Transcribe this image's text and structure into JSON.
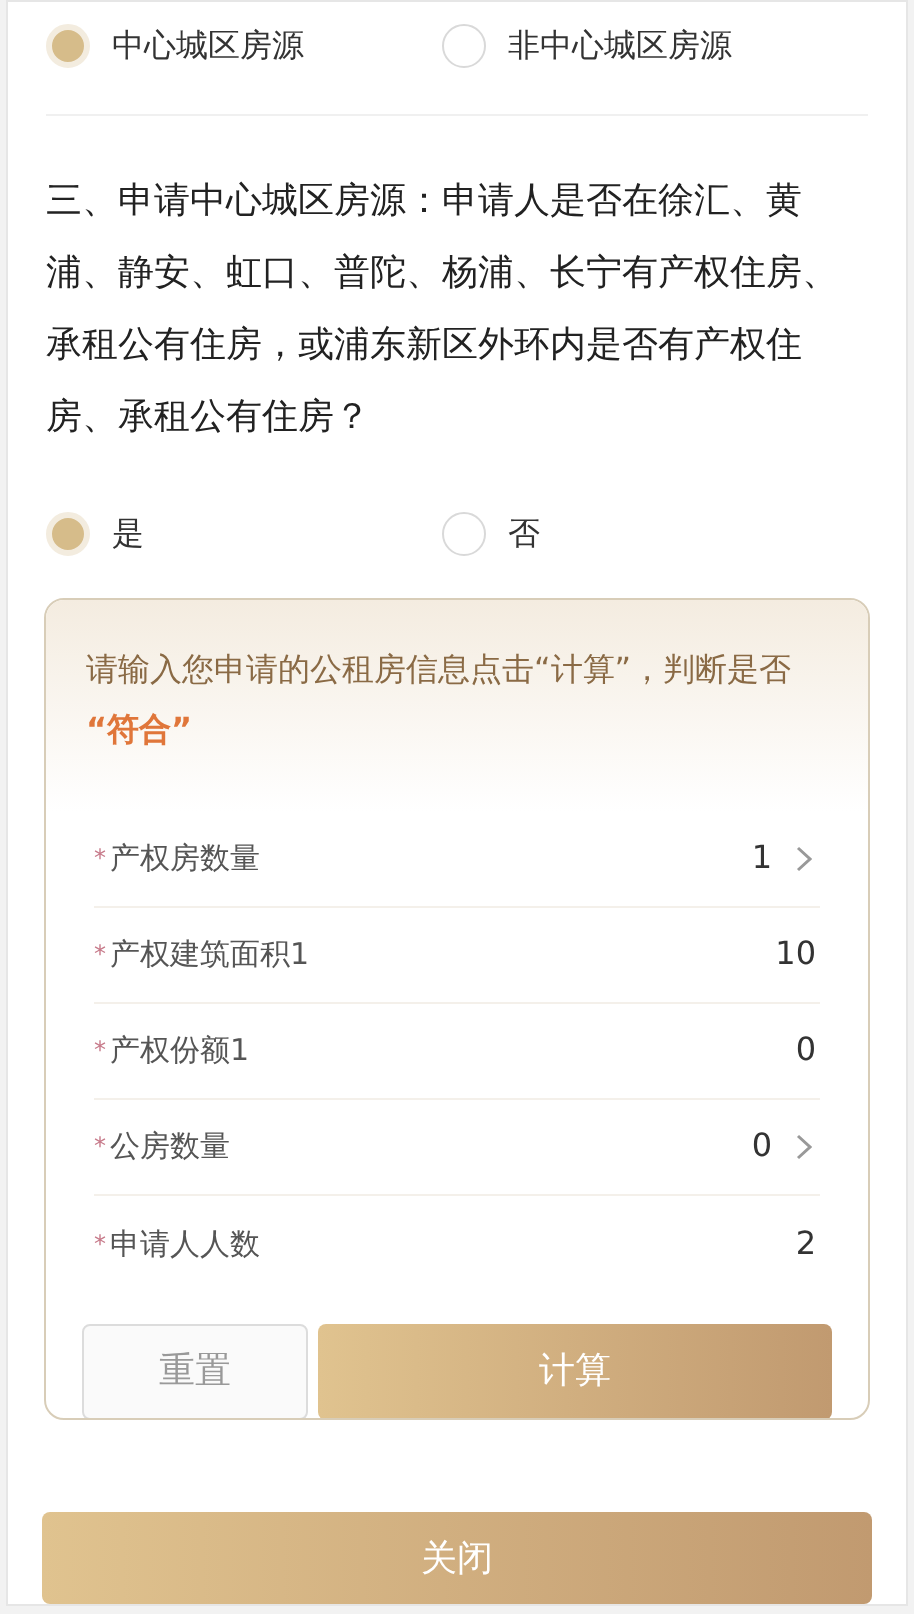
{
  "source_options": [
    {
      "label": "中心城区房源",
      "selected": true
    },
    {
      "label": "非中心城区房源",
      "selected": false
    }
  ],
  "question": "三、申请中心城区房源：申请人是否在徐汇、黄浦、静安、虹口、普陀、杨浦、长宁有产权住房、承租公有住房，或浦东新区外环内是否有产权住房、承租公有住房？",
  "answer_options": [
    {
      "label": "是",
      "selected": true
    },
    {
      "label": "否",
      "selected": false
    }
  ],
  "card": {
    "instruction": "请输入您申请的公租房信息点击“计算”，判断是否 **“符合”**",
    "fields": [
      {
        "mark": "*",
        "label": "产权房数量",
        "value": "1",
        "kind": "select"
      },
      {
        "mark": "*",
        "label": "产权建筑面积1",
        "value": "10",
        "kind": "input"
      },
      {
        "mark": "*",
        "label": "产权份额1",
        "value": "0",
        "kind": "input"
      },
      {
        "mark": "*",
        "label": "公房数量",
        "value": "0",
        "kind": "select"
      },
      {
        "mark": "*",
        "label": "申请人人数",
        "value": "2",
        "kind": "input"
      }
    ],
    "reset_button": "重置",
    "calculate_button": "计算"
  },
  "close_button": "关闭"
}
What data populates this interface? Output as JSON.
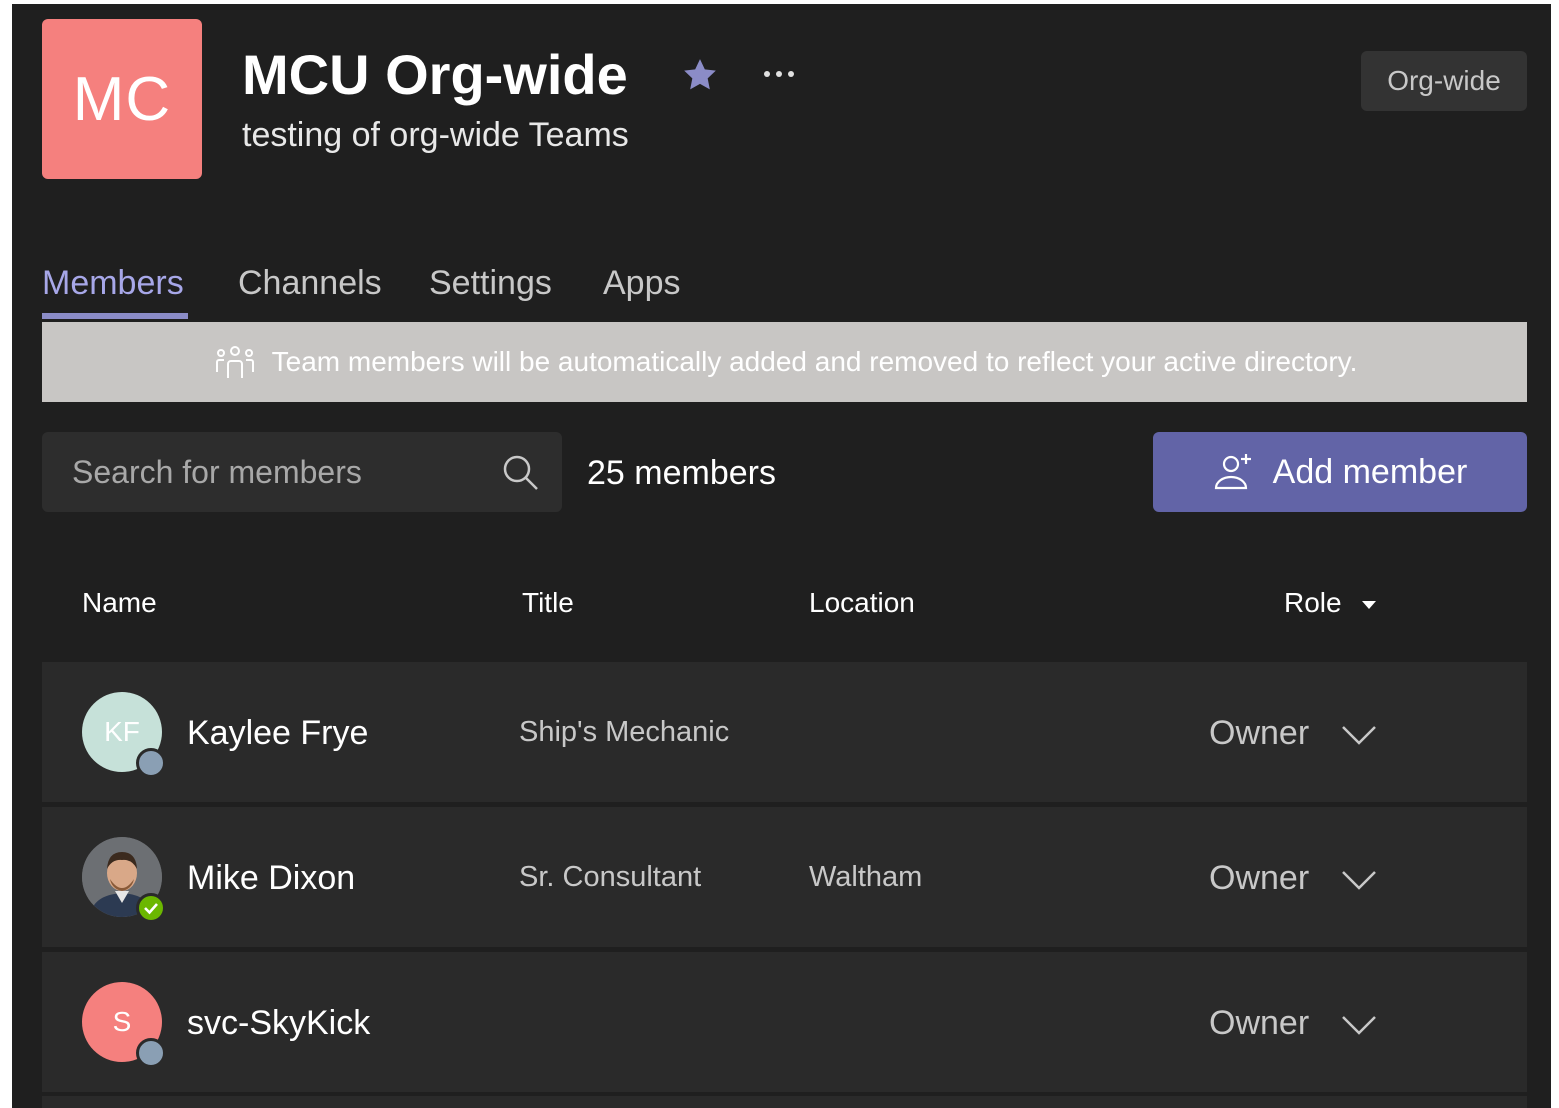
{
  "team": {
    "initials": "MC",
    "name": "MCU Org-wide",
    "description": "testing of org-wide Teams",
    "badge": "Org-wide",
    "avatar_color": "#f5807e"
  },
  "tabs": [
    {
      "label": "Members",
      "active": true
    },
    {
      "label": "Channels",
      "active": false
    },
    {
      "label": "Settings",
      "active": false
    },
    {
      "label": "Apps",
      "active": false
    }
  ],
  "banner": {
    "icon": "people-group-icon",
    "text": "Team members will be automatically added and removed to reflect your active directory."
  },
  "search": {
    "placeholder": "Search for members",
    "value": ""
  },
  "member_count": "25 members",
  "add_member": {
    "label": "Add member",
    "icon": "add-user-icon"
  },
  "columns": {
    "name": "Name",
    "title": "Title",
    "location": "Location",
    "role": "Role"
  },
  "members": [
    {
      "initials": "KF",
      "name": "Kaylee Frye",
      "title": "Ship's Mechanic",
      "location": "",
      "role": "Owner",
      "avatar_color": "#c6e1d9",
      "presence": "offline"
    },
    {
      "initials": "",
      "name": "Mike Dixon",
      "title": "Sr. Consultant",
      "location": "Waltham",
      "role": "Owner",
      "avatar_color": "#5a5a5a",
      "presence": "available",
      "photo": true
    },
    {
      "initials": "S",
      "name": "svc-SkyKick",
      "title": "",
      "location": "",
      "role": "Owner",
      "avatar_color": "#f5807e",
      "presence": "offline"
    }
  ],
  "colors": {
    "accent": "#6264a7",
    "active_tab": "#a7a7e8",
    "presence_available": "#6bb700",
    "presence_offline": "#8a9fb4"
  }
}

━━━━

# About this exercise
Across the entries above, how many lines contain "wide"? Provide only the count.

# Solution for this problem
3